That one-stop shop mandate won’t be purely physical either. “When you think about, today not a lot of people ‘walk-in’ anymore, they use virtual tools,” she says.
Thus MaGIC will also make use of hotlines and Google Hangouts where entrepreneurs can schedule appointments with the agencies above.
“There are all these great resources … but it’s very hard for people to connect. If I cannot navigate the ecosystem, how can you expect someone from more remote areas to do so?” Yeoh says.
“Not only do we direct you to the right agency, we also track. We not only get you to the right person in the right department, we will set up a survey to see if you’re successful. If not, you come back to us and we’ll make sure that you’re redirected to the right person,” she says.

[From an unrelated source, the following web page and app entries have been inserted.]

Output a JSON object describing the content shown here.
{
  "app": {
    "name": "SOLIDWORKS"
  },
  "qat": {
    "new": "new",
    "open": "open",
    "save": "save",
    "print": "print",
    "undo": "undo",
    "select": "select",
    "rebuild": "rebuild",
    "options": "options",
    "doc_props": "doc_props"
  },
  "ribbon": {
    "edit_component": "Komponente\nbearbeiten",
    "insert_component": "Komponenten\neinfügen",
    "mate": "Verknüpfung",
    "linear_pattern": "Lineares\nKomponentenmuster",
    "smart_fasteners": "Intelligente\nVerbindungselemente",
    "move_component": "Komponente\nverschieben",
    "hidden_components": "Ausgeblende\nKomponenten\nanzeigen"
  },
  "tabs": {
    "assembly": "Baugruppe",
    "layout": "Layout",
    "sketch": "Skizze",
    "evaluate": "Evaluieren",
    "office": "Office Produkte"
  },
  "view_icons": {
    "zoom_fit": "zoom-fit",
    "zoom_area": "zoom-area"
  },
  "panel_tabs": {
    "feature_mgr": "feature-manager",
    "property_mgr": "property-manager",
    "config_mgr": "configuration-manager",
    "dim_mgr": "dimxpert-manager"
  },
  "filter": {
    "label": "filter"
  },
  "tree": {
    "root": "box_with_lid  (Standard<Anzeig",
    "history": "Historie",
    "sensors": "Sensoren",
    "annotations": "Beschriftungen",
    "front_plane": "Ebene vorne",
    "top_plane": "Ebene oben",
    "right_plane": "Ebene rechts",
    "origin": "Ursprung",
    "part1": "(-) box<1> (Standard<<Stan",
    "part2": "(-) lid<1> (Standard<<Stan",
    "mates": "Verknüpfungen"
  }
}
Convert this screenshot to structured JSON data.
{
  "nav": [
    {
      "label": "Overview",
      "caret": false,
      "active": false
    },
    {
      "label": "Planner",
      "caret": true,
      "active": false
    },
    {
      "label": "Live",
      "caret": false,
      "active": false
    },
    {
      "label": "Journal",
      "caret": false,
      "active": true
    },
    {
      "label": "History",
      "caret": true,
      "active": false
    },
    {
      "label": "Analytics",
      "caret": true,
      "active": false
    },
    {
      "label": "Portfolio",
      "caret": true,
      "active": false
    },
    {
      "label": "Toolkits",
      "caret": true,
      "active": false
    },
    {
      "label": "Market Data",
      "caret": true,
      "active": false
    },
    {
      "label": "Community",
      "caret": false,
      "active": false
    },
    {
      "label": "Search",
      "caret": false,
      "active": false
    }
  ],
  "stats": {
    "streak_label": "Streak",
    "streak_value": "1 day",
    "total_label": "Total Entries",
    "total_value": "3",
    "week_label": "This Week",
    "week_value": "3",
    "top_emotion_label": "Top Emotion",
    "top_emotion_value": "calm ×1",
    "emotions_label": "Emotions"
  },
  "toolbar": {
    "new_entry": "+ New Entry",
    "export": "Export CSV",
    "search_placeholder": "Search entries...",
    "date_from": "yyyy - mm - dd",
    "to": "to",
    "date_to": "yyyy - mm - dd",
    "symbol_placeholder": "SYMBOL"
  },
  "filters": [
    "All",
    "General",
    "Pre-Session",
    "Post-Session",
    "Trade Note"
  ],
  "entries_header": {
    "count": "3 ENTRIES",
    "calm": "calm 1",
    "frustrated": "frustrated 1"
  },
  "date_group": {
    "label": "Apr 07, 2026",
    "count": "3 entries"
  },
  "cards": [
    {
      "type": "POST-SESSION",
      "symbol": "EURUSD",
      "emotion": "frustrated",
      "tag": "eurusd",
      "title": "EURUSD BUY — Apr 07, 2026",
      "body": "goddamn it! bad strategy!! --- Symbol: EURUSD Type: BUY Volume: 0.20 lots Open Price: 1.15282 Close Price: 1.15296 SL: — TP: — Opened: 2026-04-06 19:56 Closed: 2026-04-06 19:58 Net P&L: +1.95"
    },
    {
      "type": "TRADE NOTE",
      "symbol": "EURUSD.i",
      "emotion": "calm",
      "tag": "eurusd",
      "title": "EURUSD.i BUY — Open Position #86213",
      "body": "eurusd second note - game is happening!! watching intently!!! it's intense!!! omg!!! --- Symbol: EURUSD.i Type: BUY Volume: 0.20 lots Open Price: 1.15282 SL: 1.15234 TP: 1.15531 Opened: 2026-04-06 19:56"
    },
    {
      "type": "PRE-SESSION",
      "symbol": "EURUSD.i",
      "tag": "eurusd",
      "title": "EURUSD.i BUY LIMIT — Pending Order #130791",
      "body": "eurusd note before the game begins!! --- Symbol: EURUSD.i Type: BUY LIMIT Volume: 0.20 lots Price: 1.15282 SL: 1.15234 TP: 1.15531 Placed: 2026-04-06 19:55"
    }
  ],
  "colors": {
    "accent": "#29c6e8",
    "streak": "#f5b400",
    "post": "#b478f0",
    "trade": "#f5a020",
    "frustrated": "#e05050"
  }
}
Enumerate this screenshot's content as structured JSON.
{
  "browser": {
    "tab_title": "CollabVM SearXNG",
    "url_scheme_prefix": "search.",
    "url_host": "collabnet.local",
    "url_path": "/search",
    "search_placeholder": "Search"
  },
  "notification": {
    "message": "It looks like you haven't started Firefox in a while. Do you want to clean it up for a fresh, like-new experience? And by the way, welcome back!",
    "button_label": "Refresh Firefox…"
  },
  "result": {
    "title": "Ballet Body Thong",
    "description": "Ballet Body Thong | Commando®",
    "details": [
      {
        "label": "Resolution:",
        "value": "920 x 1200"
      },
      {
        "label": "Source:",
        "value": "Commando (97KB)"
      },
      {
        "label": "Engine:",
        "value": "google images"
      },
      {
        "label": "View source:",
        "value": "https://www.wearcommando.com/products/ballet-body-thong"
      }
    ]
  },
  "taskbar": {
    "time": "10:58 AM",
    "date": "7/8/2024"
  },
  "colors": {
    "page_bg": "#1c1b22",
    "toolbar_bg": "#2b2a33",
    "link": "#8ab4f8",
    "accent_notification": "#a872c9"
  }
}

“That’s the ‘physical’ part. The virtual part is where the 180 or so agencies that we’re mapping out come in. We’re publishing it as a MaGIC resource tool that would be available on our website – you can find out about all the various programmes from your home,” she adds.
The GREAT event
Both resources will be launched at the four-day GREAT (Gathering of Rising Entrepreneurs Acting Together) 2014 event that will be launched by Malaysian Prime Minister Najib Razak on Sept 17.
MaGIC is billing it as “the ultimate gathering of Malaysian entrepreneurs, startups and funders” that will allow aspiring entrepreneurs to tap into and interact with the ecosystem.
To be hosted at MaGIC, it will revolve around six industry clusters (food, agriculture, technology, lifestyle, creative arts and women), and include about 95 workshops and speeches by a host of Malaysian and international personalities and entrepreneurs.
“It’s basically an outreach programme where we’re expecting 5,000 aspiring entrepreneurs and entrepreneurs. We have so many programmes, there’s something for everyone – the food entrepreneurs, the retail entrepreneurs, the social entrepreneurs, and so on,” says Yeoh.
“It’s meant really to get people excited around entrepreneurship,” she adds.
Cohorts and communities
The other aspect of building a community is the proximity aspect. MaGIC has co-working space for up to 150 entrepreneurs, with 50 spots already taken up. The idea is to get like-minded people together so that they can share information and experience.
“We believe in building startup communities. When I started my company in New York, and again in the Valley, it was very much community-driven,” says Yeoh.
“It’s the serendipity aspect of it,” she says, adding that when people work in close physical spaces, they tend to talk to each other more, and may discover they are working on similar problems and thus put their heads together.
“In Malaysia, what I’ve noticed is people working in pockets. They don’t have a space.
“All the co-working spaces are about RM450 to RM600 (US$188) per month, so they prefer to go to Starbucks or work from their homes – but when that happens, there’s no exchange of information.
“So what we’re trying to create is not merely a co-working space, but a community around that co-working space. They come out, and share and work together,” she says.
The other part of this is something Yeoh strongly believes in – ‘cohorts.’
“Think about it: Usually, your best friends are from high school or college. You went through the same selection process, the same batch, the same orientation, and you graduated together.
“That’s the kind of community we’re trying to create, because such people tend to help each other out more. And to build startup communities, the cohort is very important,” she adds.
The co-working space at MaGIC offers rates as low as RM150 a month, RM30 a day, and even RM200 for a minimum of three months. Facilities there include the usual Internet connectivity, meeting and training rooms, and even 3D printers.
Next Page: Gap-fillers and storytellers – the Academy and the Accelerator